The full set of records below is to be reproduced without a single alteration.
----------
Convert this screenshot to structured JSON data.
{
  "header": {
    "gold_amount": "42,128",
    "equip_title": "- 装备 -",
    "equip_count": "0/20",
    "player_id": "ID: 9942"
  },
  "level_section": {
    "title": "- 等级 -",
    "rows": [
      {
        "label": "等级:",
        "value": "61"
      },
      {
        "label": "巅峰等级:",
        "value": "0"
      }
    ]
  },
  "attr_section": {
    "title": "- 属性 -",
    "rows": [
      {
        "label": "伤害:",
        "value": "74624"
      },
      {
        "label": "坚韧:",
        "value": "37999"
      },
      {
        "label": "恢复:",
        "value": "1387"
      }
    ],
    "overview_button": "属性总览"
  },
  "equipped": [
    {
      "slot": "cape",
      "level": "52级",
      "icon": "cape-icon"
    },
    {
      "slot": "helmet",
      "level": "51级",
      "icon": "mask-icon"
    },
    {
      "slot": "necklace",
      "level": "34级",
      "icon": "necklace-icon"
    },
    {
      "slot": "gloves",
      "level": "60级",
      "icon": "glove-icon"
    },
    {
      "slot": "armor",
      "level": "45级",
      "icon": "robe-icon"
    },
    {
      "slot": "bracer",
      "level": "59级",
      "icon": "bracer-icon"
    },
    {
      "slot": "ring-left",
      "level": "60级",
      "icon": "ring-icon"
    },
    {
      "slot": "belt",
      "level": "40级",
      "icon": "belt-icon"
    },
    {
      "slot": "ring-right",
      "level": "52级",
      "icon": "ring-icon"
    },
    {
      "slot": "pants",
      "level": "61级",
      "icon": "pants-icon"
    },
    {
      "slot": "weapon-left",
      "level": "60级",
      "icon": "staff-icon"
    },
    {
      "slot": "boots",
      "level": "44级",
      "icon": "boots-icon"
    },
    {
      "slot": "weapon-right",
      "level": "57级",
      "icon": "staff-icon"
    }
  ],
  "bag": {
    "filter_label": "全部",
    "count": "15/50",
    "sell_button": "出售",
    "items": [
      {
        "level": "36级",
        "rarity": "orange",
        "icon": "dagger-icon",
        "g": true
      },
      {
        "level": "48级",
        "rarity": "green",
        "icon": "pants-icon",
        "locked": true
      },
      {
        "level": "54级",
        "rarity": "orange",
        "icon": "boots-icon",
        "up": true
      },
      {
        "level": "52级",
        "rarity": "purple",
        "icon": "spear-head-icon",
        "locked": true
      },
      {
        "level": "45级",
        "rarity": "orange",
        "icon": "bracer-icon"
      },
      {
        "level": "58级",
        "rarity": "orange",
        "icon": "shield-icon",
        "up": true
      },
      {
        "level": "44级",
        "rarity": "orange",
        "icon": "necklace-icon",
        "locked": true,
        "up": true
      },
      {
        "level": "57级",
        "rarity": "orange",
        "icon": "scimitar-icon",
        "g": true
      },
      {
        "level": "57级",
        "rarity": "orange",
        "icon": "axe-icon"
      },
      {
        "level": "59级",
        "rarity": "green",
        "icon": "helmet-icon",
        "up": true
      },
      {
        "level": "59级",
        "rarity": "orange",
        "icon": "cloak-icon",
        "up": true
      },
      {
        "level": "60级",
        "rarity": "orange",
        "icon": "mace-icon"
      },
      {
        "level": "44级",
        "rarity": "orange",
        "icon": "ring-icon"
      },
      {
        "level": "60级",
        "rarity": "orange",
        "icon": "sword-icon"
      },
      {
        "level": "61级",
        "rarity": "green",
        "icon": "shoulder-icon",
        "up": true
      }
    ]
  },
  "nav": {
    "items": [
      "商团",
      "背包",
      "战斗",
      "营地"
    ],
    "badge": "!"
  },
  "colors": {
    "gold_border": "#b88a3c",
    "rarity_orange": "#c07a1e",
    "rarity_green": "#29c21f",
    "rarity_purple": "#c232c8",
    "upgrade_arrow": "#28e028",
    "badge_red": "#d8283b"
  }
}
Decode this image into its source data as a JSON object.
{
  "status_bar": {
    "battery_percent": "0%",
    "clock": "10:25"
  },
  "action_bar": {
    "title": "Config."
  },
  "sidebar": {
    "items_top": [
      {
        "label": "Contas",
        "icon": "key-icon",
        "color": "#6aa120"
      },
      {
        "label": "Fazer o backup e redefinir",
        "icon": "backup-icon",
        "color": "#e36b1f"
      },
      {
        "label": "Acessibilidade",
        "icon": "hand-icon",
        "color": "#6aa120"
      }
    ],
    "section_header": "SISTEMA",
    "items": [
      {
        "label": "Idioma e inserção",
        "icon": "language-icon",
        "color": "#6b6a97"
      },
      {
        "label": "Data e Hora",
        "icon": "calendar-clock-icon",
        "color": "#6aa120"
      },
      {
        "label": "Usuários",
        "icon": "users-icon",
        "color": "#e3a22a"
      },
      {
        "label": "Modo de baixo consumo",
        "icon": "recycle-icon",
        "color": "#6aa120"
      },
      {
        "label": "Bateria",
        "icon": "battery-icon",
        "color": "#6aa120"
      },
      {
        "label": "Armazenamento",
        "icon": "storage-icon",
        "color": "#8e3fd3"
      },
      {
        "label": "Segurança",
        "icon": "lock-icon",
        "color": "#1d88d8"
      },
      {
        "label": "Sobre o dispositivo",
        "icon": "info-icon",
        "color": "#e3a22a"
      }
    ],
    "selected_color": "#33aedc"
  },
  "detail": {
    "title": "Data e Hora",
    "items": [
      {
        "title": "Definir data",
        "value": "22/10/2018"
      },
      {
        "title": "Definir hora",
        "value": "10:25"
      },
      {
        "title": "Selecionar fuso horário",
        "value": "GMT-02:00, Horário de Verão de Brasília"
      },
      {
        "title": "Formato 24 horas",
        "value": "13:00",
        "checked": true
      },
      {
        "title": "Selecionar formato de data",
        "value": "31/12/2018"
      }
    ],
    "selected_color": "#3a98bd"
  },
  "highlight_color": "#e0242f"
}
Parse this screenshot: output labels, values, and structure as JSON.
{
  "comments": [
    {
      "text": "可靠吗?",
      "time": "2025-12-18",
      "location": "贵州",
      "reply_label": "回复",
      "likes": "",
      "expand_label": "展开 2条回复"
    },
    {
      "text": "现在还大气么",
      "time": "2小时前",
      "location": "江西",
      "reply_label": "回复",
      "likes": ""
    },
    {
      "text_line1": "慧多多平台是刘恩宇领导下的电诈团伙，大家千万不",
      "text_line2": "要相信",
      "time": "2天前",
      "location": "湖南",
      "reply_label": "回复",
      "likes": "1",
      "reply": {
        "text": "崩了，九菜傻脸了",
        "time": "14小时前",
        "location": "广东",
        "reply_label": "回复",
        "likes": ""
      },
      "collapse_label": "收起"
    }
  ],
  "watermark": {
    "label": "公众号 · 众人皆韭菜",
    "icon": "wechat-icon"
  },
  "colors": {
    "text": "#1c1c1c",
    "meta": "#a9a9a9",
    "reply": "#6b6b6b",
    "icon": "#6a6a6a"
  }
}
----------
→ **Solved exercise**:
Convert this screenshot to structured JSON data.
{
  "header": {
    "gold_amount": "42,128",
    "equip_title": "- 装备 -",
    "equip_count": "0/20",
    "player_id": "ID: 9942"
  },
  "level_section": {
    "title": "- 等级 -",
    "rows": [
      {
        "label": "等级:",
        "value": "61"
      },
      {
        "label": "巅峰等级:",
        "value": "0"
      }
    ]
  },
  "attr_section": {
    "title": "- 属性 -",
    "rows": [
      {
        "label": "伤害:",
        "value": "74624"
      },
      {
        "label": "坚韧:",
        "value": "37999"
      },
      {
        "label": "恢复:",
        "value": "1387"
      }
    ],
    "overview_button": "属性总览"
  },
  "equipped": [
    {
      "slot": "cape",
      "level": "52级",
      "icon": "cape-icon"
    },
    {
      "slot": "helmet",
      "level": "51级",
      "icon": "mask-icon"
    },
    {
      "slot": "necklace",
      "level": "34级",
      "icon": "necklace-icon"
    },
    {
      "slot": "gloves",
      "level": "60级",
      "icon": "glove-icon"
    },
    {
      "slot": "armor",
      "level": "45级",
      "icon": "robe-icon"
    },
    {
      "slot": "bracer",
      "level": "59级",
      "icon": "bracer-icon"
    },
    {
      "slot": "ring-left",
      "level": "60级",
      "icon": "ring-icon"
    },
    {
      "slot": "belt",
      "level": "40级",
      "icon": "belt-icon"
    },
    {
      "slot": "ring-right",
      "level": "52级",
      "icon": "ring-icon"
    },
    {
      "slot": "pants",
      "level": "61级",
      "icon": "pants-icon"
    },
    {
      "slot": "weapon-left",
      "level": "60级",
      "icon": "staff-icon"
    },
    {
      "slot": "boots",
      "level": "44级",
      "icon": "boots-icon"
    },
    {
      "slot": "weapon-right",
      "level": "57级",
      "icon": "staff-icon"
    }
  ],
  "bag": {
    "filter_label": "全部",
    "count": "15/50",
    "sell_button": "出售",
    "items": [
      {
        "level": "36级",
        "rarity": "orange",
        "icon": "dagger-icon",
        "g": true
      },
      {
        "level": "48级",
        "rarity": "green",
        "icon": "pants-icon",
        "locked": true
      },
      {
        "level": "54级",
        "rarity": "orange",
        "icon": "boots-icon",
        "up": true
      },
      {
        "level": "52级",
        "rarity": "purple",
        "icon": "spear-head-icon",
        "locked": true
      },
      {
        "level": "45级",
        "rarity": "orange",
        "icon": "bracer-icon"
      },
      {
        "level": "58级",
        "rarity": "orange",
        "icon": "shield-icon",
        "up": true
      },
      {
        "level": "44级",
        "rarity": "orange",
        "icon": "necklace-icon",
        "locked": true,
        "up": true
      },
      {
        "level": "57级",
        "rarity": "orange",
        "icon": "scimitar-icon",
        "g": true
      },
      {
        "level": "57级",
        "rarity": "orange",
        "icon": "axe-icon"
      },
      {
        "level": "59级",
        "rarity": "green",
        "icon": "helmet-icon",
        "up": true
      },
      {
        "level": "59级",
        "rarity": "orange",
        "icon": "cloak-icon",
        "up": true
      },
      {
        "level": "60级",
        "rarity": "orange",
        "icon": "mace-icon"
      },
      {
        "level": "44级",
        "rarity": "orange",
        "icon": "ring-icon"
      },
      {
        "level": "60级",
        "rarity": "orange",
        "icon": "sword-icon"
      },
      {
        "level": "61级",
        "rarity": "green",
        "icon": "shoulder-icon",
        "up": true
      }
    ]
  },
  "nav": {
    "items": [
      "商团",
      "背包",
      "战斗",
      "营地"
    ],
    "badge": "!"
  },
  "colors": {
    "gold_border": "#b88a3c",
    "rarity_orange": "#c07a1e",
    "rarity_green": "#29c21f",
    "rarity_purple": "#c232c8",
    "upgrade_arrow": "#28e028",
    "badge_red": "#d8283b"
  }
}
Decode this image into its source data as a JSON object.
{
  "status_bar": {
    "battery_percent": "0%",
    "clock": "10:25"
  },
  "action_bar": {
    "title": "Config."
  },
  "sidebar": {
    "items_top": [
      {
        "label": "Contas",
        "icon": "key-icon",
        "color": "#6aa120"
      },
      {
        "label": "Fazer o backup e redefinir",
        "icon": "backup-icon",
        "color": "#e36b1f"
      },
      {
        "label": "Acessibilidade",
        "icon": "hand-icon",
        "color": "#6aa120"
      }
    ],
    "section_header": "SISTEMA",
    "items": [
      {
        "label": "Idioma e inserção",
        "icon": "language-icon",
        "color": "#6b6a97"
      },
      {
        "label": "Data e Hora",
        "icon": "calendar-clock-icon",
        "color": "#6aa120"
      },
      {
        "label": "Usuários",
        "icon": "users-icon",
        "color": "#e3a22a"
      },
      {
        "label": "Modo de baixo consumo",
        "icon": "recycle-icon",
        "color": "#6aa120"
      },
      {
        "label": "Bateria",
        "icon": "battery-icon",
        "color": "#6aa120"
      },
      {
        "label": "Armazenamento",
        "icon": "storage-icon",
        "color": "#8e3fd3"
      },
      {
        "label": "Segurança",
        "icon": "lock-icon",
        "color": "#1d88d8"
      },
      {
        "label": "Sobre o dispositivo",
        "icon": "info-icon",
        "color": "#e3a22a"
      }
    ],
    "selected_color": "#33aedc"
  },
  "detail": {
    "title": "Data e Hora",
    "items": [
      {
        "title": "Definir data",
        "value": "22/10/2018"
      },
      {
        "title": "Definir hora",
        "value": "10:25"
      },
      {
        "title": "Selecionar fuso horário",
        "value": "GMT-02:00, Horário de Verão de Brasília"
      },
      {
        "title": "Formato 24 horas",
        "value": "13:00",
        "checked": true
      },
      {
        "title": "Selecionar formato de data",
        "value": "31/12/2018"
      }
    ],
    "selected_color": "#3a98bd"
  },
  "highlight_color": "#e0242f"
}
Parse this screenshot: output labels, values, and structure as JSON.
{
  "comments": [
    {
      "text": "可靠吗?",
      "time": "2025-12-18",
      "location": "贵州",
      "reply_label": "回复",
      "likes": "",
      "expand_label": "展开 2条回复"
    },
    {
      "text": "现在还大气么",
      "time": "2小时前",
      "location": "江西",
      "reply_label": "回复",
      "likes": ""
    },
    {
      "text_line1": "慧多多平台是刘恩宇领导下的电诈团伙，大家千万不",
      "text_line2": "要相信",
      "time": "2天前",
      "location": "湖南",
      "reply_label": "回复",
      "likes": "1",
      "reply": {
        "text": "崩了，九菜傻脸了",
        "time": "14小时前",
        "location": "广东",
        "reply_label": "回复",
        "likes": ""
      },
      "collapse_label": "收起"
    }
  ],
  "watermark": {
    "label": "公众号 · 众人皆韭菜",
    "icon": "wechat-icon"
  },
  "colors": {
    "text": "#1c1c1c",
    "meta": "#a9a9a9",
    "reply": "#6b6b6b",
    "icon": "#6a6a6a"
  }
}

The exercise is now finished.